Not just into its individual roles, but into its collective identity as a hippie tribe. Thursday, this was still an assortment of '80s performers of varying degrees of talent imagining what it must have been like to hang out in the East Village during the '60s.
You thought of "Star Search" more than actual sidewalk types. James Short, for instance, suggests Rambo more than he does Berger. There's no reason that Berger can't have a great build, but he mustn't seem to be pushing people in the tribe around, especially not the girls. "Hair" is supposed to be about being gentle.
Gary Michael Davies handles Claude's songs well, but seems a bit mature for the role--not necessarily too old for it, but too canny. Claude does tend to look ahead (if Berger is Huck Finn, he's Tom Sawyer), but the computer shouldn't be going every minute.
Tempo was a big problem Thursday night. DiFusco's cast realizes that the musical numbers have to be performed to a beat, and they generally deliver. But they seem to think that the spoken scenes can be taken at whatever tempo and voice level suits them individually, and spoken to the floor.
As a result, the show keeps leaking energy. The sexiest thing about Tom O'Horgan's original production wasn't the nude scene, but its steady build to the final ecstasy of "Let the Sunshine In." This show keeps stopping and starting.
"Hair" is tempo. One is never so aware of it as when it's missed. But the production does have a good beat when the music kicks in, for which we can thank musical director Steven Bernstein; co-choreographers Alexandre Magno and Kit Fredericks, and performers like Linda Jackson--a wicked Aretha Franklin in "White Boys."
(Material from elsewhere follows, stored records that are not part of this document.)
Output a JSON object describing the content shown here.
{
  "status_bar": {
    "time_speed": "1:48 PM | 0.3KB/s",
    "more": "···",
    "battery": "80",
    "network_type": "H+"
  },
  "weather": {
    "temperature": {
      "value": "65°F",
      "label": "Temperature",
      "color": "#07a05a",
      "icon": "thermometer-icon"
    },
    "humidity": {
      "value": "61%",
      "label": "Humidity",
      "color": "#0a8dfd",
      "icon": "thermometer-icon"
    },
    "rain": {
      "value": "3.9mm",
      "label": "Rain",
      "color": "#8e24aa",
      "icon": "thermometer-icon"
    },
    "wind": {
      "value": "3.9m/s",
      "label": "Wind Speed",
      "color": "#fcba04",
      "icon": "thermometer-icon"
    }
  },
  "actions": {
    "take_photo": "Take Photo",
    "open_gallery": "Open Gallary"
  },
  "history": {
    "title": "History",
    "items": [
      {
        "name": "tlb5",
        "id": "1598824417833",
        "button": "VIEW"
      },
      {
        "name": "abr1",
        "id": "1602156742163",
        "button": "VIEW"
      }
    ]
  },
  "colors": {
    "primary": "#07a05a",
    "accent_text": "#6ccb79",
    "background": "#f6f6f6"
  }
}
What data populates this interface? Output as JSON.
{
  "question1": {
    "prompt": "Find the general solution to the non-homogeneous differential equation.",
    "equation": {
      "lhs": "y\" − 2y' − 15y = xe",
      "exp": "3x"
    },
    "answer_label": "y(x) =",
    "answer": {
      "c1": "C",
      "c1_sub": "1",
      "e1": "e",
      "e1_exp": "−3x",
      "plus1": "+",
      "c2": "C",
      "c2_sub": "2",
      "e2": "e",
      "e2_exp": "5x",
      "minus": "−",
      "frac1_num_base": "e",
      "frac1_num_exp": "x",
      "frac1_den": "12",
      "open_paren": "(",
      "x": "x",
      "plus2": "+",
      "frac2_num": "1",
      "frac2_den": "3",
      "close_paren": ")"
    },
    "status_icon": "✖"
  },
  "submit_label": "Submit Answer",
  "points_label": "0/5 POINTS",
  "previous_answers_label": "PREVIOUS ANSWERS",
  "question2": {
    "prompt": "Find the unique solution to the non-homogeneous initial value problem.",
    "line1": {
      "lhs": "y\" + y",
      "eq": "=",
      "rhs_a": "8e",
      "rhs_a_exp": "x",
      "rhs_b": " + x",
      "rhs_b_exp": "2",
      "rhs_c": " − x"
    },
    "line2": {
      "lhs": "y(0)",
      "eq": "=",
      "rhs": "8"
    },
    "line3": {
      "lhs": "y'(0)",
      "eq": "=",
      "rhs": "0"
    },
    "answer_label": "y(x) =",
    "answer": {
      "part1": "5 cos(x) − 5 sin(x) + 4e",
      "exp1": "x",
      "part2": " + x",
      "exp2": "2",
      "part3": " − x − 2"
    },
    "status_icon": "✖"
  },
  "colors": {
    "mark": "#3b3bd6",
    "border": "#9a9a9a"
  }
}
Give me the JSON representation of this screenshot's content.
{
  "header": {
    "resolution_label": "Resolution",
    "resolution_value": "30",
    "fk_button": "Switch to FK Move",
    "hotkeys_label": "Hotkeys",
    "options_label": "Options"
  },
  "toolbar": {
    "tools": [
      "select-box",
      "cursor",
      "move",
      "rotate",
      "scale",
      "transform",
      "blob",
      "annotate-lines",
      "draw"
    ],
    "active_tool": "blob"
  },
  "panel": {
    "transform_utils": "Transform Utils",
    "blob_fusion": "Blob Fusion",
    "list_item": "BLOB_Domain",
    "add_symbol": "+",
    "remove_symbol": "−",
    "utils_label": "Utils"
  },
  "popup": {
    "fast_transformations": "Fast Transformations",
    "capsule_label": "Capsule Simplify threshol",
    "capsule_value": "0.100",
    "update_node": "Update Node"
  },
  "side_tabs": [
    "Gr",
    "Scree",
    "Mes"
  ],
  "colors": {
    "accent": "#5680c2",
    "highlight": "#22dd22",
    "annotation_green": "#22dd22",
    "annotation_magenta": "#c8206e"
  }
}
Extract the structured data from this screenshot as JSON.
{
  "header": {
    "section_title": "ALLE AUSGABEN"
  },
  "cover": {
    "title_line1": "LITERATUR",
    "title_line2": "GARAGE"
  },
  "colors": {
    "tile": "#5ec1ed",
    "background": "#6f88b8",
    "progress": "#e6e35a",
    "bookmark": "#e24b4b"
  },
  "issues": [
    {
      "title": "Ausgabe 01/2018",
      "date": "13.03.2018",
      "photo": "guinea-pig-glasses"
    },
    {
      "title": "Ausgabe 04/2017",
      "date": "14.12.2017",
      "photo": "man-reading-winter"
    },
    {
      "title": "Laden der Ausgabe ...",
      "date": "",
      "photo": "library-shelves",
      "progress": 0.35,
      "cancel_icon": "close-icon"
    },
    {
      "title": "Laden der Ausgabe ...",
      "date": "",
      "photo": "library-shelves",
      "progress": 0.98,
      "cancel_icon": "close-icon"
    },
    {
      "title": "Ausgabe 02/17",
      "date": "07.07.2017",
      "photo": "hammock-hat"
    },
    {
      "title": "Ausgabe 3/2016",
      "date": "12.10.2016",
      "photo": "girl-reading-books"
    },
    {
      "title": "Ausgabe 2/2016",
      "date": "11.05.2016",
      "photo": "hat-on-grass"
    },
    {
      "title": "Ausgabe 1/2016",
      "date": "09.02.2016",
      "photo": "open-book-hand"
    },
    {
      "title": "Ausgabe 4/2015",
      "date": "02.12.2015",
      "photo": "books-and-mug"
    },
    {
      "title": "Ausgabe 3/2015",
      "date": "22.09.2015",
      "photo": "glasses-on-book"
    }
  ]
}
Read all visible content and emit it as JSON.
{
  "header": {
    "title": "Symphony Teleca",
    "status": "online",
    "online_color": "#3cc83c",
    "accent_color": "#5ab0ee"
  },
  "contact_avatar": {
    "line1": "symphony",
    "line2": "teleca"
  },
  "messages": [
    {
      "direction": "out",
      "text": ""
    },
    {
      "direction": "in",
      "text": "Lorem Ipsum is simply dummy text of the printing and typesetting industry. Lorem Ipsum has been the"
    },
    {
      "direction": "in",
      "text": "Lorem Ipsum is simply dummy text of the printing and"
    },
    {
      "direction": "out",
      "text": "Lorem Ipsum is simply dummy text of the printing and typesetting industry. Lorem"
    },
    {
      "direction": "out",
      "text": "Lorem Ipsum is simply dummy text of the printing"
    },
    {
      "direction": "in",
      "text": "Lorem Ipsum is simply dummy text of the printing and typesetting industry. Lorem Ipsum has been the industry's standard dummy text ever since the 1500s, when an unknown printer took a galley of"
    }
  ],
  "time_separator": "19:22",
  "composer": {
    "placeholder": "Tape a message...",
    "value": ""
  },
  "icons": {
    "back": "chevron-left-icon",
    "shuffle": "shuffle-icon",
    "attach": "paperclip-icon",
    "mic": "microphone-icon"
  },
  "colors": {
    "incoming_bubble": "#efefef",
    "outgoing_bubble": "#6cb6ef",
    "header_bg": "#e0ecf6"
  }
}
There is talent here, including design talent. Costume designer Lorrie Davis has scoured the thrift shops for the right bell-bottoms and love beads, and set designer Robert W. Zentis transforms the theater into a living starmap, dominated by a moon that could also be an egg or a spacecraft, a mother-ship for the Age of Aquarius.
When the audience joins the cast on the stage at the finale, you can almost believe it's 1968. Especially if you weren't there.
Plays Thursdays-Fridays at 8 p.m., Saturdays at 7:30 and 10:30 p.m., Sundays at 7:30 p.m. Tickets $16-$17.50. 660 N. Heliotrope Ave., (213) 466-1767. 'HAIR'
A 20th-anniversary production of the musical, at the Heliotrope Theatre. Book and lyrics Gerome Ragni and James Rado. Music Galt MacDermot. Producer Robert J. Linden. Director John DiFusco. Musical director Steven Bernstein. Choreography Alexandre Magno, Kit Fredericks. Set and light design Robert W. Zentis. Costume design Lorrie Davis. With James Short, Scot Free, Gary Michael Davies, Gerald K. Cox, Jeff McConnell, Todd Garner, Joanie Burton, Rain Pryor, Mary Margaret Patts, Jennifer Nestegard, Duitch Helmer, Nicholas Sims, Michael Pasby, Troy Garner, Joel E. Hile, Marguerite L. Baca, Rozlyn Seay, Robin Skye, Katherine Chesney.